TASK MATERIAL ->
========================================================================

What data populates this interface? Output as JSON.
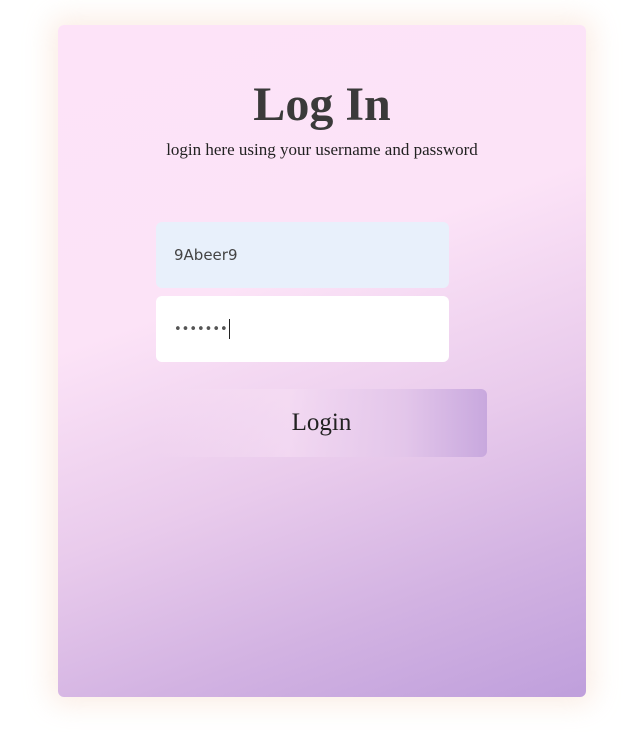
{
  "login_card": {
    "title": "Log In",
    "subtitle": "login here using your username and password"
  },
  "username_field": {
    "value": "9Abeer9"
  },
  "password_field": {
    "masked_value": "•••••••"
  },
  "login_button": {
    "label": "Login"
  },
  "colors": {
    "card_gradient_start": "#fde3f8",
    "card_gradient_end": "#bf9fdc",
    "username_bg": "#e8f0fb",
    "password_bg": "#ffffff",
    "title_text": "#3a3a3a"
  }
}
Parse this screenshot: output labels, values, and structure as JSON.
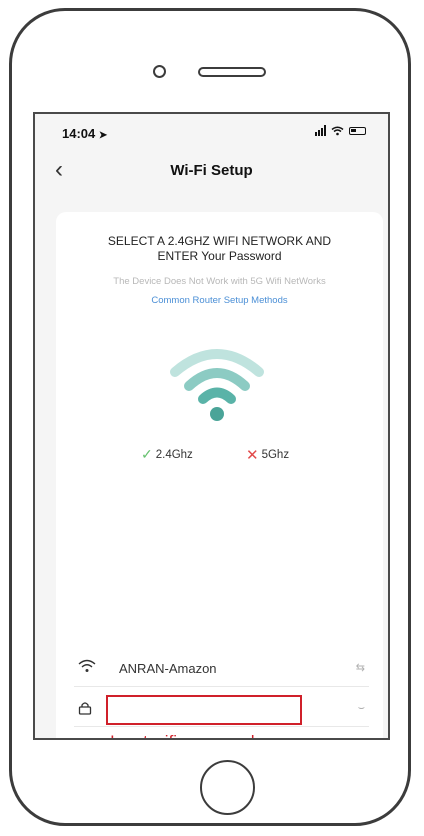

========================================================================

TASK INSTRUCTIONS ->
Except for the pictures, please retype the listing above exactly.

YOUR RESPONSE ->
What data populates this interface? Output as JSON.
{
  "login_card": {
    "title": "Log In",
    "subtitle": "login here using your username and password"
  },
  "username_field": {
    "value": "9Abeer9"
  },
  "password_field": {
    "masked_value": "•••••••"
  },
  "login_button": {
    "label": "Login"
  },
  "colors": {
    "card_gradient_start": "#fde3f8",
    "card_gradient_end": "#bf9fdc",
    "username_bg": "#e8f0fb",
    "password_bg": "#ffffff",
    "title_text": "#3a3a3a"
  }
}
Parse this screenshot: output labels, values, and structure as JSON.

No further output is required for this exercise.